Start Forums Courses Current Debates and Themes in Global Environmental History Mon 3 March: Ecology, History and Unequal Exchange Reply To: Mon 3 March: Ecology, History and Unequal Exchange

Author Replies
Markus # Posted on December 18, 2014 at 14:58

Comment on Ellen Lindh’s reflection, Alf Hornborg, March 3, 2014

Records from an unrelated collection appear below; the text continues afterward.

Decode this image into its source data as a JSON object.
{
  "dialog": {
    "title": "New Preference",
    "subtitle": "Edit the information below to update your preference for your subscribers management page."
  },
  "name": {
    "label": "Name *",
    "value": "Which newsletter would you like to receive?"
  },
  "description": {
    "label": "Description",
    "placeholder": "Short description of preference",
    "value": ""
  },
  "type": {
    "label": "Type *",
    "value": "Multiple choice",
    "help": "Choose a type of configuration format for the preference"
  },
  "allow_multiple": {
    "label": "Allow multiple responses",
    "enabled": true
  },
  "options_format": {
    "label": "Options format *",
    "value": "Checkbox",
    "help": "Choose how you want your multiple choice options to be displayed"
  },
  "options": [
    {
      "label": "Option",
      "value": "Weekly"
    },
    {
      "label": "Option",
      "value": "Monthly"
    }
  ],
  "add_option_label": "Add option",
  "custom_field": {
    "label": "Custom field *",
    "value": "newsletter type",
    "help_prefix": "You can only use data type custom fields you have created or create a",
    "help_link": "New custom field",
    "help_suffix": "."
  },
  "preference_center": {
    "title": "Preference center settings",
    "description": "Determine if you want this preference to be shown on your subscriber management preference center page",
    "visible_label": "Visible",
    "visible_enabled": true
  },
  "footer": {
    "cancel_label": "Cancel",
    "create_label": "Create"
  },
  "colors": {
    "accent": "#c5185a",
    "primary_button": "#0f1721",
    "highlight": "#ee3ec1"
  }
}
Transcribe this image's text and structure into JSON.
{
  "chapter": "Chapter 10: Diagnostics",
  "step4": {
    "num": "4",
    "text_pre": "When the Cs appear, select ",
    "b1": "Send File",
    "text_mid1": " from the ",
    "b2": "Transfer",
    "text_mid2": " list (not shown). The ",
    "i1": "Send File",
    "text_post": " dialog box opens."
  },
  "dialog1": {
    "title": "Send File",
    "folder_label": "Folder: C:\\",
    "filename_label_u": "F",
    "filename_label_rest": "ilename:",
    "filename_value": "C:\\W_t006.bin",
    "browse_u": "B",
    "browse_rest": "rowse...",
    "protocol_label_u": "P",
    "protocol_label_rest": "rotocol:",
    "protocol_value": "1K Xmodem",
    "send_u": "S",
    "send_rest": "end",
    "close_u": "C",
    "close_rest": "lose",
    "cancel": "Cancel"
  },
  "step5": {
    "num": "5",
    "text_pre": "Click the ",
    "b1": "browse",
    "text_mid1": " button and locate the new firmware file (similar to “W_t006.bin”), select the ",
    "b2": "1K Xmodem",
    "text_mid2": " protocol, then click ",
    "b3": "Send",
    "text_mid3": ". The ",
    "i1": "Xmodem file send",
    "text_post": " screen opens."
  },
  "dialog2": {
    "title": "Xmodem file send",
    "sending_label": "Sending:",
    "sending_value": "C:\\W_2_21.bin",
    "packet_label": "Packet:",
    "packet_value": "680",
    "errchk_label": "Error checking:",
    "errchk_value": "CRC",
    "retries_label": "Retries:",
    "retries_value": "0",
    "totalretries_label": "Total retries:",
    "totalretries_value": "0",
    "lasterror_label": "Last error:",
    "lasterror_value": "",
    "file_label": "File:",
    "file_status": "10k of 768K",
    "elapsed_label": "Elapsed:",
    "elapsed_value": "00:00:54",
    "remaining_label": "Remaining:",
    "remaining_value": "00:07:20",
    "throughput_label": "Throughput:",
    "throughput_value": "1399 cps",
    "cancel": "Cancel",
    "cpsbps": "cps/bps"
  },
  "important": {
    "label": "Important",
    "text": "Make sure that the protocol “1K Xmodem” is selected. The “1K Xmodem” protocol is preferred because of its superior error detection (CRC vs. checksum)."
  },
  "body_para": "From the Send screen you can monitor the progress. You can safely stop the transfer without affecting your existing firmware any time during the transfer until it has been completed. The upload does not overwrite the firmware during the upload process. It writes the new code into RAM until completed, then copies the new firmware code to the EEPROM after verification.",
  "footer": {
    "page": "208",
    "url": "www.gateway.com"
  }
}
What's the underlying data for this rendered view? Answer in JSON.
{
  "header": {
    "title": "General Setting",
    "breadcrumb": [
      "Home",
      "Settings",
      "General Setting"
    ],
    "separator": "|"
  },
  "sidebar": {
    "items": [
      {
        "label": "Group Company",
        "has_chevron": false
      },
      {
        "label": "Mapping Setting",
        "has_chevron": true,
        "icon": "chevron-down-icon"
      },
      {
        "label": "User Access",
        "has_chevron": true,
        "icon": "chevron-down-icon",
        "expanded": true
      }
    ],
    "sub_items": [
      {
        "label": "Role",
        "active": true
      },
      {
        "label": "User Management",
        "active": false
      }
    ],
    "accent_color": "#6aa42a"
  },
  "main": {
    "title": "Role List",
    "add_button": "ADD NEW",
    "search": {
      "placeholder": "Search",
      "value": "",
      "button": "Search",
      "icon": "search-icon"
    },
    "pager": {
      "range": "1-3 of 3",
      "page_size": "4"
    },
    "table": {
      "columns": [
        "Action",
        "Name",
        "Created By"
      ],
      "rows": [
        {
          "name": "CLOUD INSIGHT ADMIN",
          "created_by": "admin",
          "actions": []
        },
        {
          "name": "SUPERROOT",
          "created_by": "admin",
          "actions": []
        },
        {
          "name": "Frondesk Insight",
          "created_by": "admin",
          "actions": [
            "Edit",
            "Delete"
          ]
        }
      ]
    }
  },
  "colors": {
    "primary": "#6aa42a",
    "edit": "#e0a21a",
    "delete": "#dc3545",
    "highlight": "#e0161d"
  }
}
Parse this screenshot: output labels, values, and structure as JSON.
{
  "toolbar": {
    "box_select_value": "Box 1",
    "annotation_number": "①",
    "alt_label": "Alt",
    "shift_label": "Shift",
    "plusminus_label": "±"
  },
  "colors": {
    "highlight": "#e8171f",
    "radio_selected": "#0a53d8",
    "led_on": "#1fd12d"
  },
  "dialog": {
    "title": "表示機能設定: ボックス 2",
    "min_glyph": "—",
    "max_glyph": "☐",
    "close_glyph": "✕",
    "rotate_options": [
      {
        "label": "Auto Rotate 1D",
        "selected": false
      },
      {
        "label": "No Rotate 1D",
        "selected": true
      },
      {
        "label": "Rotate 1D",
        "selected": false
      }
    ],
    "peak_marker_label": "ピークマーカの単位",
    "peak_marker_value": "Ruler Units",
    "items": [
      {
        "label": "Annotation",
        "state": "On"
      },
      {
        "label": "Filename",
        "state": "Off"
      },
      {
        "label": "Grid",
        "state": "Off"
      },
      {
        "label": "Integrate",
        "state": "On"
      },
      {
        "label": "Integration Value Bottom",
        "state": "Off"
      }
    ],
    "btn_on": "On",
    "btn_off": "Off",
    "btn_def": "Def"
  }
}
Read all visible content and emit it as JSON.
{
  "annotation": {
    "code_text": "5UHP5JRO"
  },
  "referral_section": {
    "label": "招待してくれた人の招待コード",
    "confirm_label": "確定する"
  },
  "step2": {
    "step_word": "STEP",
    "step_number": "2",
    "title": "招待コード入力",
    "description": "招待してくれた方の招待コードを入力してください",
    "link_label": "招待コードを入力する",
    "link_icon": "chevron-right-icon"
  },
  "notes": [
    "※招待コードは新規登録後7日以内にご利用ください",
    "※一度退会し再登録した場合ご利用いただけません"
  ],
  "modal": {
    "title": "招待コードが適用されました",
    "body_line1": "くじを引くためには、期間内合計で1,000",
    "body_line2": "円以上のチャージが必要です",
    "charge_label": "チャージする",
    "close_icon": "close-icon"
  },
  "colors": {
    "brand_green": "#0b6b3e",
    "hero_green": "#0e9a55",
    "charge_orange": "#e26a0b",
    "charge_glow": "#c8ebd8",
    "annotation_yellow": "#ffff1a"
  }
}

You point out the two things I too see as Hornborg’s greatest contribution to the debate about what global environmental history can be, namely that a world-system approach can deepen our understanding of environmental change over time, and that the nation state as the unit of analysis does not sufficiently explain environmental change. With this said, I find your point of “micro history” being lost, or forgotten, in the effort to find the “macro history” interesting and important.
I believe this to be a problem with calling our discipline “global”. Calling our discipline, and our program, “global” environmental history is of course in critique of the nation state perspective on history, encouraging us to look beyond the man-made borders in our persuit to understand environmental change. But at the same time, the word seems to me a bit ill-chosen exactly because it implies a global approach. It sounds like the history of empires and continents, with gargantuan statistics of flows and interconnections. It does not sound like the history of the particular, the “micro”.
The way I think about it, “global” in this context is exactly what Hornborg is arguing for, that is, that a fundamental understanding of environmental history is that things separated in space and time are still connected. Mining in South America has an impact on the forests in Europe, for instance. But many times when I have had to explain what it is that I am studying to someone, it has been obvious to me that the term “global” is anything but intuitive for people not familiar with the discipline of history. In their ears, it sounds like my discipline is one intent on producing histories of “the world”. I think this to be unfortunate since many people are not really interested in “world histories” at all. I think perhaps there can be other terms that are more apt. Maybe “systemic environmental history” could work since it is the (world-) systemic approach to history that we are talking about. The drawback then would be that “systemic” sound like a methodological standpoint, that this is a history of computor models and excel sheets rather than narratives. I think maybe, therefore, the best approach would be to get rid of the whole “global” thing all together and simply call our subject “environmental history”. The systemic and global nature of a history of the environment is implicit anyway.